A friend of mine recently told me that he was looking for a new job. I know that he is a very hard-worker so I told him I would be happy to refer him to my Human Resources Department.
However, I made sure he knew that I wanted to look over his resume and offer him suggestions. After all, it’s my credibility on the line, too!
Areas of Improvement
These mistakes are common, so I wasn’t too surprised to find these areas of improvement.
Quantify Responsibilities and Achievements
He had a lot of impressive responsibilities and achievements on his resume. However, I only knew that because I know what his job (Manager of a Franchise location) entails. He was counting on the interview to sell himself, essentially. With just a few changes, we started to turn his resume into a more appealing job interview magnet.
Responsible for sales and cash management.
Responsible for sales and cash management of a franchise store that generates $4 million dollars in revenue annually.
Supervision of team members and staff.
Supervise, train, develop, and schedule 70 staff members to create an efficient and team driven work environment.
Controlling of budget and store supplies
Execute a monthly budget of $250,000 to ensure product availability and customer satisfaction.

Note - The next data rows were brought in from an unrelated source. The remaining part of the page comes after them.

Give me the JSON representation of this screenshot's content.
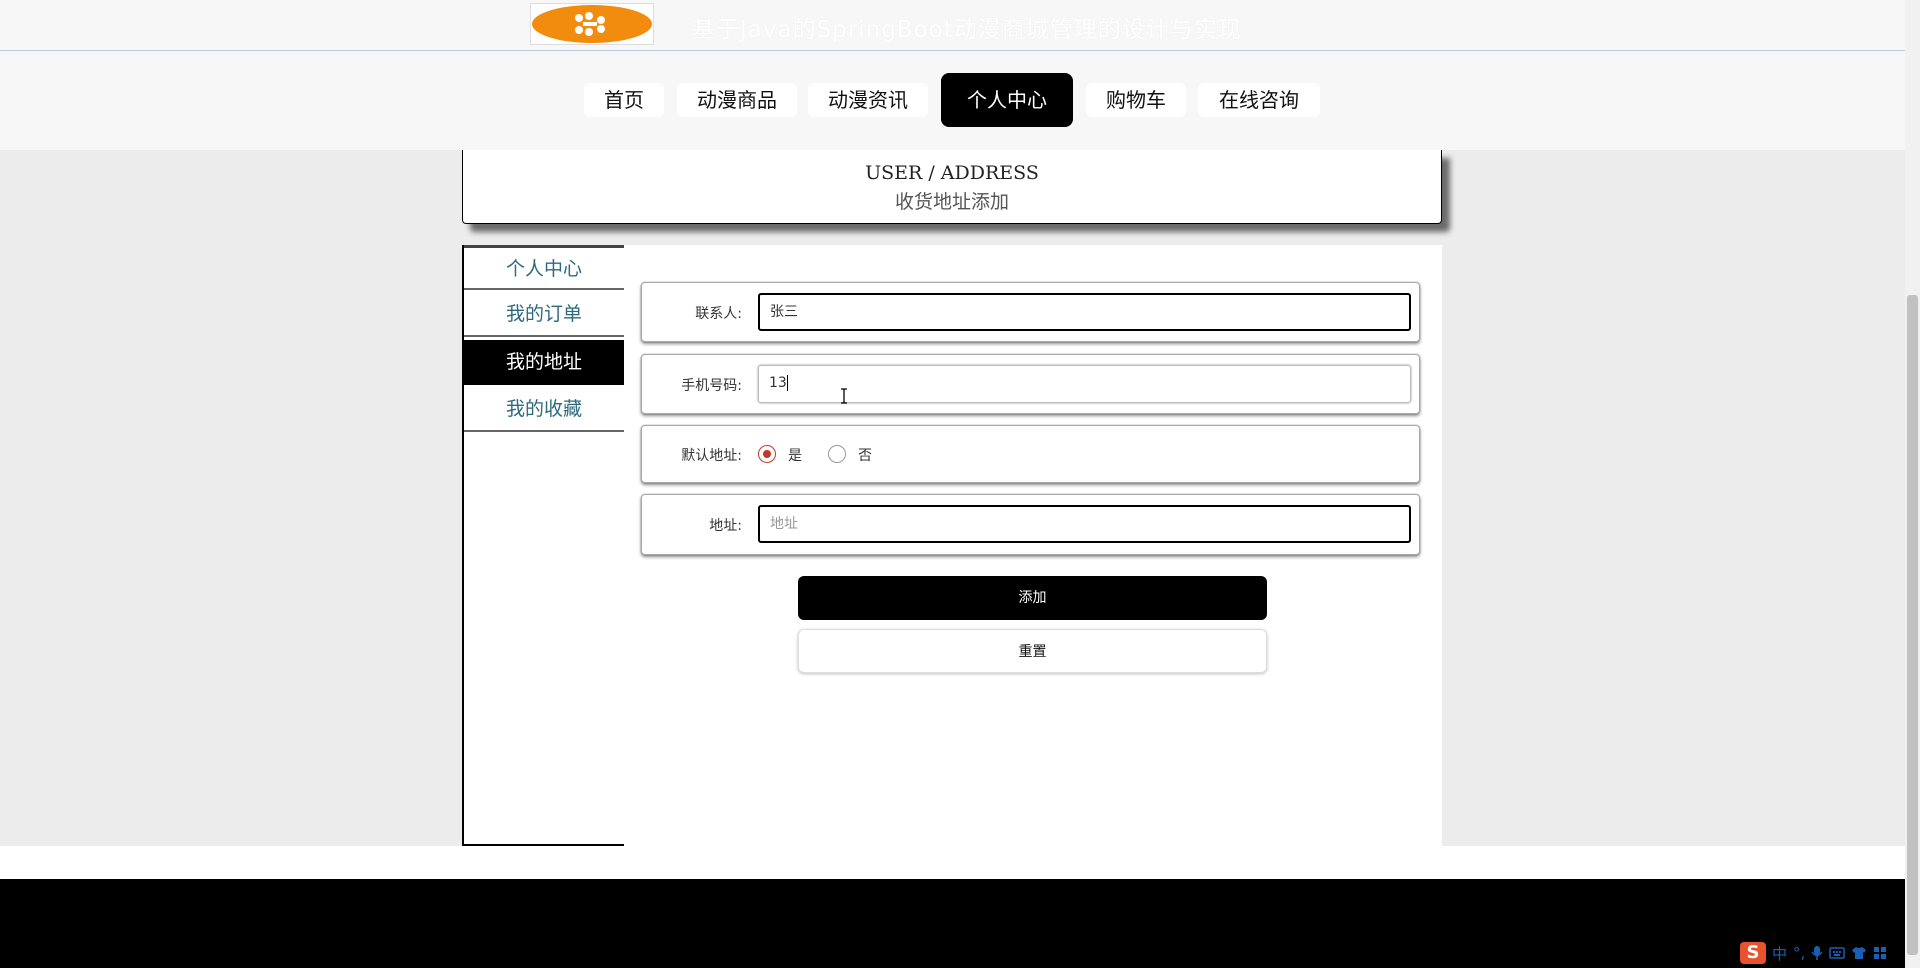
{
  "site": {
    "title": "基于Java的SpringBoot动漫商城管理的设计与实现"
  },
  "nav": {
    "items": [
      {
        "label": "首页"
      },
      {
        "label": "动漫商品"
      },
      {
        "label": "动漫资讯"
      },
      {
        "label": "个人中心"
      },
      {
        "label": "购物车"
      },
      {
        "label": "在线咨询"
      }
    ],
    "active_index": 3
  },
  "header": {
    "en": "USER / ADDRESS",
    "cn": "收货地址添加"
  },
  "sidebar": {
    "items": [
      {
        "label": "个人中心"
      },
      {
        "label": "我的订单"
      },
      {
        "label": "我的地址"
      },
      {
        "label": "我的收藏"
      }
    ],
    "active_index": 2
  },
  "form": {
    "contact_label": "联系人:",
    "contact_value": "张三",
    "phone_label": "手机号码:",
    "phone_value": "13",
    "default_label": "默认地址:",
    "default_yes": "是",
    "default_no": "否",
    "default_selected": "是",
    "address_label": "地址:",
    "address_placeholder": "地址",
    "add_button": "添加",
    "reset_button": "重置"
  },
  "ime": {
    "logo": "S",
    "mode": "中"
  },
  "colors": {
    "accent": "#000000",
    "sidebar_link": "#2e6a7e",
    "radio_checked": "#c0392b",
    "logo_orange": "#f28c0f"
  }
}
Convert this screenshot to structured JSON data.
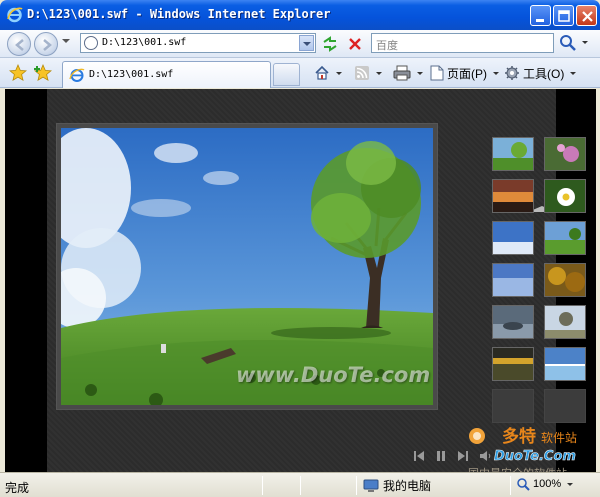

Those were just a few of the bullet points I helped him revise. He also went through and tried to quantify achievements in his other sections.
My goal was to get him in the right direction. You could further improve upon each responsibility and achievement if you know more statistics. For example, in revision #3, if you have implemented policies and processes that led to a customer satisfaction rate of 97%, put that metric in the bullet point!
Order of Headings
This one isn’t HUGE, but it’s something I recommended.
He has been out of school for 4 years and has a lot of great experience for the particular job he is applying for. I recommended putting his work experience section above his school section. Having school at top makes it seem like he is applying for an entry level position.
Adjust this as needed. You may be 5 years out of school and think it makes more sense to have education at top for a particular job application.
He did not use his space efficiently. The header with his name, address, and phone number took up a big chunk of space. And he went on to a second page.
I’m not one of those “OMG only use 1 page!!@” people. But it was obvious that his resume could fit onto one page without deleting anything. If you can fit on one page, you might as well.
Under work experience, he had only listed one job. Even though he has had his current job for more than 3 years, he should still try and show progression.
If you need to go back 8 years to show that you were at once a level below where you are now, that will show a history of promotion (hopefully based on results!).
Don’t Highlight Minutia
Under a section for other awards and honors, he listed some attendance award he got.
Yes, companies care about attendance. But is that worth the space on the resume? A “VP’s club of top performers” would look much better. If all you have is attendance, consider leaving it off.
Landing a Job
Hopefully the next step for him is to land a job.
That’s a general overview of the changes I made without going into too much detail. I might fill the before and after resumes with fake contact information and employer information so I can post them next week.
Does anyone have any other common mistakes or tweaks they find when going over someone’s resume?